As long as these methods provide sufficient results they are usually preferred, since they are faster and save the overhead of using morphological tools. The common trade-offs for most of them are larger index, longer index look-up times (for some) and the inability to expand queries with synonyms, or perform word decoupling.

Many studies were conducted on a variety of Latin languages, and have proven these methods to be very efficient while discussing why they are better than the morphological alternative. Apparently, IR doesn't care about understanding the language, just about statistics and redundancy. This could also be an effect of a certain error rate which exists in any lemmatisation or disambiguation process.

Although the case with Semitic language was expected to be different, 4-grams have shown to work very well for Arabic too. Researchers also showed how a light-stemming algorithm (light-10) can outperform Buckwalter's morphological approach (used by AraMorph). Since Arabic shares many language characteristics with Hebrew, this draws to the conclusion that the case for Hebrew is most probably no different.

For Hebrew and Arabic (and probably other Semitic languages as well) there may also be another reason why non-morphological approaches may have the edge. For lemmatisation to work correctly, a good context has to be provided. While indexing text files or even short sentences, that is not a real problem. However, often when a short query is given lemmatisation would fail to provide correct lemmas, and therefore result in an irrelevant query. Although this is not always the case, it is not rare enough to dismiss. All commercial solutions providing search engines with Semitic languages support seem to rely on morphological tools. And as far as I could tell, they all ignore this pitfall.

The Best Retrieval Method For Hebrew

Since Hebrew has its own perks, whatever works for Arabic isn't guaranteed to also work for Hebrew. The best Hebrew IR solution is expected to use a variation or combination of the methods mentioned above. Put differently: morphological analysis, disambiguation, and the vast use of NLP methods are very likely ineffective compared to other solutions, which require no similar overhead. However, without having an environment for training and testing all this, we could never discover what the best approach really is.

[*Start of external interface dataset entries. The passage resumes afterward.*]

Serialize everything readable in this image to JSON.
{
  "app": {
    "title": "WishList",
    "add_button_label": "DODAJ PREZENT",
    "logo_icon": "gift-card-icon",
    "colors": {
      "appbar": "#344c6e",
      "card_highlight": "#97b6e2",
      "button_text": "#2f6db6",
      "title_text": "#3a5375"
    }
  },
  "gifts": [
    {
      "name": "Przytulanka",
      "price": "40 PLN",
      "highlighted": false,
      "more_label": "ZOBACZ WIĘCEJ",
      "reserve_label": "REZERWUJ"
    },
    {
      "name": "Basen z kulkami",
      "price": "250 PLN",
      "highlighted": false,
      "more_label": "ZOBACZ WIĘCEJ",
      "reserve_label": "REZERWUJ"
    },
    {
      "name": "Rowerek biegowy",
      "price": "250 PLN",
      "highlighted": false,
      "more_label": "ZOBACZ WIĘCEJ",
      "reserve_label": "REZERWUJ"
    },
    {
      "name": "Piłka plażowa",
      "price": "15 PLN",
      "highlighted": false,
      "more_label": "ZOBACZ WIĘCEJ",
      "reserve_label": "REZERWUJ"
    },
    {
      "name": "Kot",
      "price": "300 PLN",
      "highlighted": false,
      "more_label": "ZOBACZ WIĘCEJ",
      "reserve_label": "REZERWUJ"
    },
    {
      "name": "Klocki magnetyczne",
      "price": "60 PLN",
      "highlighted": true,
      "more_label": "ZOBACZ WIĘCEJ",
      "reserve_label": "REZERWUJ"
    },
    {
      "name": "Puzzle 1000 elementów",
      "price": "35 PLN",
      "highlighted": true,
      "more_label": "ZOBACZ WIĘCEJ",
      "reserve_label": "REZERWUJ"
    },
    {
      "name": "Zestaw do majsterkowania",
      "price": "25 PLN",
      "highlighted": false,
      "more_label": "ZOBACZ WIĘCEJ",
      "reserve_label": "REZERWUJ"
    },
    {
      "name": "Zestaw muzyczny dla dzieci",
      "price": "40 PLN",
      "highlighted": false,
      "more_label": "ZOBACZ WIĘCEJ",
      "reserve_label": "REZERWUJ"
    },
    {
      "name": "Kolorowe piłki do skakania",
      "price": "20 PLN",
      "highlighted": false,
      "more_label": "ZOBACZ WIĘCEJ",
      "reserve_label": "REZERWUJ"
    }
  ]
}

To the best of my knowledge, there is no such an effort today, one that is striving to advance Hebrew IR so Hebrew texts can be properly searchable. This is where HebMorph comes in - its sole purpose is to brainstorm and provide as many indexing methods as possible, and then to pick the best one out of that collection, and make it usable from as many IR technologies as possible. HebMorph is all about creating these tools (including Hebrew stemmers, full-scale and light), and providing tools to compare them to one another.

In the next post I'll describe HebMorph's current status, and provide more details about its roadmap. Stay tuned!

Comments

  • Yuval

    Great overview, Itamar. You may want to consider alternative measures of relevance. <a href="http://en.wikipedia.org/wiki/Mean_reciprocal_rank" rel="nofollow">MRR</a> is a good measure for ranked retrieval, both easy to calculate and capturing some ranking information. <a href="http://en.wikipedia.org/wiki/Information_retrieval#Mean_Average_precision" rel="nofollow">MAP</a> is a stronger one, but harder to calculate.

  • chaya

    How do you currently rank the lemmas?

  • oren bochman

    Hello Itamar - great article.

    I am a great believer in N-grams but not for hebrew. This is because hebrew has greater ambiguity than arabic both due to general lack of vowel and spelling variations. This spells an advantage to context savvy morphological analyser over algorithmic ones.

    You have stumbled on another well-known fact that there is a unique challenges when analyzing queries. However a well-engineered IR system can "cheat" to overcome these. By performing periodic analysis of historical queries and the user's result choice user) it is possible query time analyser which will lear to adjust its rank based on the user's expectation.

  • Pini

    Thank you for the interesting and teaching article. Although not a CS scholar myself, I find it very interesting and important.

Comments are now closed